The official website of the Vatican went offline on Wednesday. The site was taken down after a suspected cyberattack, said a Vatican spokesperson. Vatican.va is the official online archive for papal encyclicals, among other things.
“Technical investigations are ongoing due to abnormal attempts to access the site,” Vatican spokesman Matteo Bruni told Reuters without sharing any details or confirming a cyber-attack.
The Cyber Express attempted to visit the vatican.va website on Thursday at 9 am IST using multiple web browsers but could not access it. Ancillary websites such as press.vatican.va are accessible.
Russia and Vatican
The incident occurred when the Vatican is in the eye of politically charged situations. The alleged breach occurred the day after Russia vehemently protested Pope Francis’ most recent denunciation of the invasion of Ukraine.
“When I speak about Ukraine, I speak about the cruelty because I have much information about the cruelty of the troops that come in,” he told the America magazine earlier in November. Certainly, the one who invades is the Russian state, this is very clear.”
In the interview with the monthly Christian magazine, Pope Francis singled out Chechen soldiers and other Russian ethnic minorities for their particular “cruelty” during the invasion of Ukraine.
Alexander Avdeev, the Russian ambassador to Vatican, met with a Vatican official on 28 November and expressed his “indignation” about the pope’s comments, reported the RIA Novosti agency.
Meanwhile, in China
Meanwhile, the Vatican is engaged in anther political tiff with China. On 26 November, the pope’s office formally accused Chinese authorities of breaking a bilateral agreement on bishop appointments by installing a bishop in a diocese that was not recognized by the Vatican.
According to a Vatican statement, the pope’s office expressed “surprise and regret” about the 24 November appointment of Bishop Giovanni Peng Weizhao of Yujiang (Jiangxi Province) as Auxiliary Bishop of Jiangxi, a diocese not recognized by the Holy See.
The Chinese foreign ministry repeatedly declined requests for comments from various news services.
According to Reuters, the Vatican and the Chinese government had an accord on clergy appointments, last renewed for a two-year period in October.
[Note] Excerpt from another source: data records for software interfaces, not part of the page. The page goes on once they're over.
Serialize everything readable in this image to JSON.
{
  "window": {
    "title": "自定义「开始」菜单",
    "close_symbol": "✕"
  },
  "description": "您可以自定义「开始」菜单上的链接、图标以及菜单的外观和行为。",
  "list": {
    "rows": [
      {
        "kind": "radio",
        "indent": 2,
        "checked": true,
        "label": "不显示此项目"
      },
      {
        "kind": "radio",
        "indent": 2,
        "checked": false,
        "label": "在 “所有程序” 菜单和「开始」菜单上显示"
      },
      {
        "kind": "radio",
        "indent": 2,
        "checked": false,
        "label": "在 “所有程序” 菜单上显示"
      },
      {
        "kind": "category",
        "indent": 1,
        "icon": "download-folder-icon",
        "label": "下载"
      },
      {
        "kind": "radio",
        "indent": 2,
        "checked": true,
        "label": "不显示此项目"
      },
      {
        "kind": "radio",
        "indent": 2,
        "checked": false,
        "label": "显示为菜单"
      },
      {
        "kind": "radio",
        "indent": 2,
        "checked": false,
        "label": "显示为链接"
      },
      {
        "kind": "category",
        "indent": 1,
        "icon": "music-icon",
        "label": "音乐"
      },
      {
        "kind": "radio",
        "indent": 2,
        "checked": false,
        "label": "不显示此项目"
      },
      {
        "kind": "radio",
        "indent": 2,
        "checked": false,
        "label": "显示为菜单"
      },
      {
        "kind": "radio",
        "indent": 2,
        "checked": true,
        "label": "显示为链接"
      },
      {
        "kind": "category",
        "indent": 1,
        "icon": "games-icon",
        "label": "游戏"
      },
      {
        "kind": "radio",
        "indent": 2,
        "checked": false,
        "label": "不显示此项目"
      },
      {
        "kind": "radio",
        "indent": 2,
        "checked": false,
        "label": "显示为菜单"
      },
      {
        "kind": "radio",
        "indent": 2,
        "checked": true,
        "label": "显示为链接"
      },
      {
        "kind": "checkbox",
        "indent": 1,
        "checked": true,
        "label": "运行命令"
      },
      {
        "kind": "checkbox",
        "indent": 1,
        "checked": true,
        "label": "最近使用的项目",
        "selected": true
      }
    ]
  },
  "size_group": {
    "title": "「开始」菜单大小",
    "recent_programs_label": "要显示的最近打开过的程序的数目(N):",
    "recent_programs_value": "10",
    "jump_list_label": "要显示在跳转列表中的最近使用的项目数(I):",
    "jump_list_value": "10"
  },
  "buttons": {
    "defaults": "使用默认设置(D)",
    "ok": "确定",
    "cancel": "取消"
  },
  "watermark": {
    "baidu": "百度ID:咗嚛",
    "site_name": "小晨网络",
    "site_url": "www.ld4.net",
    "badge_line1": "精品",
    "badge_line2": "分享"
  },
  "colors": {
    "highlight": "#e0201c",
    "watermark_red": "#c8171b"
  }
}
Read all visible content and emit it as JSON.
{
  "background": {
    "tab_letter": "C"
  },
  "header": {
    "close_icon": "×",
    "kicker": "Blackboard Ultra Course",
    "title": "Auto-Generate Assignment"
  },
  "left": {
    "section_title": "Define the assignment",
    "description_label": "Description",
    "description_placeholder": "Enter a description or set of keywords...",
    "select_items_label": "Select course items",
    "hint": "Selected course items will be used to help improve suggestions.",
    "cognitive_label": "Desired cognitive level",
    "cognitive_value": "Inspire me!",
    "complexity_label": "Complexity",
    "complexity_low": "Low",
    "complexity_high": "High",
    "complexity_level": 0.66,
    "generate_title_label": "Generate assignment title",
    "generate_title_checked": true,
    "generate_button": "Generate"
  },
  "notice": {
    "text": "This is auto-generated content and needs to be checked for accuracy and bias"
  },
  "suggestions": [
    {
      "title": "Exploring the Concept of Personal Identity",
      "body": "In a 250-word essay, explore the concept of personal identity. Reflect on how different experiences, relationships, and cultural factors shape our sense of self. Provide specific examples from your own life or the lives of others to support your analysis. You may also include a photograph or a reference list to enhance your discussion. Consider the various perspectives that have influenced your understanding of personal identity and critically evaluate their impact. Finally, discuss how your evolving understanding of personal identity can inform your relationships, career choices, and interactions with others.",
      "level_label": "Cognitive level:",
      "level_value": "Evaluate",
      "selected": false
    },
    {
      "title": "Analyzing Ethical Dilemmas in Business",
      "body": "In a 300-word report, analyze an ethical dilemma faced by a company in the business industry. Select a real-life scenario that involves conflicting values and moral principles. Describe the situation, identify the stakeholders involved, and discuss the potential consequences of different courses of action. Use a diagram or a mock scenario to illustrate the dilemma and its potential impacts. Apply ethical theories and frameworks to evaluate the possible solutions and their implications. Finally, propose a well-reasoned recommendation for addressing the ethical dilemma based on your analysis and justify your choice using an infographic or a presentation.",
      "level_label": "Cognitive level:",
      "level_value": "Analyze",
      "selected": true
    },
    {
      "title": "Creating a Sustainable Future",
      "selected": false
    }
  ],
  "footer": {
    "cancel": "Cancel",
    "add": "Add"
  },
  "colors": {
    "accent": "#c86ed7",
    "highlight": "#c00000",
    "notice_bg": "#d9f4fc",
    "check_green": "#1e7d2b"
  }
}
The terms of the agreement were never disclosed.
The Archdiocese of Hong Kong had openly protested the increasing Chinese control over the region, with the Vatican’s moral support.